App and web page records
───
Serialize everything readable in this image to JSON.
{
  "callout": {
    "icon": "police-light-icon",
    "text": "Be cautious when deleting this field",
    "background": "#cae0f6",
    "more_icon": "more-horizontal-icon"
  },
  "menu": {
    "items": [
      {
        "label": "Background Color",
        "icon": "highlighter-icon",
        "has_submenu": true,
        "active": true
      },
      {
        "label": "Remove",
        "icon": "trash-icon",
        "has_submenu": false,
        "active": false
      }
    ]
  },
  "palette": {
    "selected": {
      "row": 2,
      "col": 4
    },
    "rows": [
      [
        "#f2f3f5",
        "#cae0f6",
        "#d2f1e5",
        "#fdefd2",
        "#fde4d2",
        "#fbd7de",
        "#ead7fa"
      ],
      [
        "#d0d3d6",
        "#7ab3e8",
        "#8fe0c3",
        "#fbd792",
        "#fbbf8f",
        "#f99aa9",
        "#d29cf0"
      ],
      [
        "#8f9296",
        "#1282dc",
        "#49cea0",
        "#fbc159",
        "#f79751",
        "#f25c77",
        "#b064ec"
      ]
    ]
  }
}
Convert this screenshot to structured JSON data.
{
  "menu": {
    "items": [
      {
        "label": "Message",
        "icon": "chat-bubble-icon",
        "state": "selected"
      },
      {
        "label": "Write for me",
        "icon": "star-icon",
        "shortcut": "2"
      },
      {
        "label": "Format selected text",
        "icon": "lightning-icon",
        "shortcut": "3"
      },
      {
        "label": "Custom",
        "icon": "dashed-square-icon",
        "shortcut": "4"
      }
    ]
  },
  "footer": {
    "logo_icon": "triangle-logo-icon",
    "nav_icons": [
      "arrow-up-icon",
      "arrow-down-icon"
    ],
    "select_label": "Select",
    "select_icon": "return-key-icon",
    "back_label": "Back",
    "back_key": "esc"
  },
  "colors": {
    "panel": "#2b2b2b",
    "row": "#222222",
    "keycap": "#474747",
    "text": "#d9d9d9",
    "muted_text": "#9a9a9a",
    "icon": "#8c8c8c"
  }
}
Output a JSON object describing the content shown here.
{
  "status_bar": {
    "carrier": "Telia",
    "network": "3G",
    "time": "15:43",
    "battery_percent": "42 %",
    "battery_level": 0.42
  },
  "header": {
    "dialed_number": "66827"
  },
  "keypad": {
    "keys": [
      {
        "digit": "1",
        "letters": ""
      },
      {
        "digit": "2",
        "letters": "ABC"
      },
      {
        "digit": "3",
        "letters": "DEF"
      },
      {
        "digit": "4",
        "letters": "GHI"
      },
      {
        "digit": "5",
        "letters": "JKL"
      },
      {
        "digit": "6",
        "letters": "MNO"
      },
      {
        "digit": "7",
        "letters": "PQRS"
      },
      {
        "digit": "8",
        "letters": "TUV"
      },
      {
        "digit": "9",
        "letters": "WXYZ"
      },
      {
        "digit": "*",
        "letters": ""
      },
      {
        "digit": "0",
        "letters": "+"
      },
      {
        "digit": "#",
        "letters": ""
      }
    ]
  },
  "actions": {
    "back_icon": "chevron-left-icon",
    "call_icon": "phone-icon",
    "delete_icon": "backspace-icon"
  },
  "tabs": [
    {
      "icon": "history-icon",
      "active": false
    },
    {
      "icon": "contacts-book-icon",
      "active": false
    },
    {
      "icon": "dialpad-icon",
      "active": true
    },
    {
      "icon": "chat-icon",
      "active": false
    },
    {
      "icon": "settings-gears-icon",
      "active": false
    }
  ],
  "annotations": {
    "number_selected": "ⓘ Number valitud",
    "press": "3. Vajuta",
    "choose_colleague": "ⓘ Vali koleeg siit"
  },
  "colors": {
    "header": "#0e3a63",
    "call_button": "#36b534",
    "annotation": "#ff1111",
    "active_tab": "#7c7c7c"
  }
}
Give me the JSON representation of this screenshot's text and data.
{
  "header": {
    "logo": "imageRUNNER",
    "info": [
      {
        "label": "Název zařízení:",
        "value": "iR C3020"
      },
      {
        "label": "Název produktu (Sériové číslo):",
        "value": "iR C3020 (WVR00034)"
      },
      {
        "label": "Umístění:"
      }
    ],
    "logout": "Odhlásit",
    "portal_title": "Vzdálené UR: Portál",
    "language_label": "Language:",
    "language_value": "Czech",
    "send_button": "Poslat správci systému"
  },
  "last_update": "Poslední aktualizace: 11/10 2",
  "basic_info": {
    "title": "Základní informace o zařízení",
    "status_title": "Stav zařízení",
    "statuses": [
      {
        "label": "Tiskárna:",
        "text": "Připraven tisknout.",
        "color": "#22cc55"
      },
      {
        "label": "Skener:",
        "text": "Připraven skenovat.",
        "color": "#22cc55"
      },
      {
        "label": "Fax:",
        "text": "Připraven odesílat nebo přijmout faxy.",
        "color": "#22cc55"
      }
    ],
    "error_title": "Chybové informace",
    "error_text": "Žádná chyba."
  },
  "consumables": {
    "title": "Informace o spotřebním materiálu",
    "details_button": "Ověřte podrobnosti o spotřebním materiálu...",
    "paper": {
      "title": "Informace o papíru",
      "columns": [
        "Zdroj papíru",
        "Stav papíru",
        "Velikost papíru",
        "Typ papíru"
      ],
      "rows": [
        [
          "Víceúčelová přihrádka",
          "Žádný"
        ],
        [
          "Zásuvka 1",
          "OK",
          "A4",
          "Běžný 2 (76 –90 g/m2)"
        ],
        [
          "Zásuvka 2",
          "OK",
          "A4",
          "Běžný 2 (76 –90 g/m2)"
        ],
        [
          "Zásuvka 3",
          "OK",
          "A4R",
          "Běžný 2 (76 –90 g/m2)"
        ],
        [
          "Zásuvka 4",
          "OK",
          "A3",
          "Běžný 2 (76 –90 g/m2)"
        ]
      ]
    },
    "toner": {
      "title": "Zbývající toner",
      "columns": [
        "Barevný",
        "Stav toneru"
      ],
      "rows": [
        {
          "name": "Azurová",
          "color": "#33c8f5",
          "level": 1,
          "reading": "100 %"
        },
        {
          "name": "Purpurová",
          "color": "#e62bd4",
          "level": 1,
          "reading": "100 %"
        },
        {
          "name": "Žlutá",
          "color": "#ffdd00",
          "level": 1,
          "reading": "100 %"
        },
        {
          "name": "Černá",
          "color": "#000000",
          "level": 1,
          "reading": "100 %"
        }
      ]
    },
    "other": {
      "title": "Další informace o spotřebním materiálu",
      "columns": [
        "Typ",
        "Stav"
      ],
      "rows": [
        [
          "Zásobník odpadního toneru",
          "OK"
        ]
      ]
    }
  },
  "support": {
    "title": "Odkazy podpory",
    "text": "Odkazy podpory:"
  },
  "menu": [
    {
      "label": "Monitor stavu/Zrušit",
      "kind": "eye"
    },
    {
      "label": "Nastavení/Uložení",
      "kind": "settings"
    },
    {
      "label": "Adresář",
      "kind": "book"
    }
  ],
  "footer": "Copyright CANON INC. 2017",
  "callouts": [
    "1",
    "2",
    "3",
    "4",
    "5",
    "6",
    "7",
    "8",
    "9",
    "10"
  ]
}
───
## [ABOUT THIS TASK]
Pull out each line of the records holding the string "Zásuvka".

## [TASK SOLUTION]
          "Zásuvka 1",
          "Zásuvka 2",
          "Zásuvka 3",
          "Zásuvka 4",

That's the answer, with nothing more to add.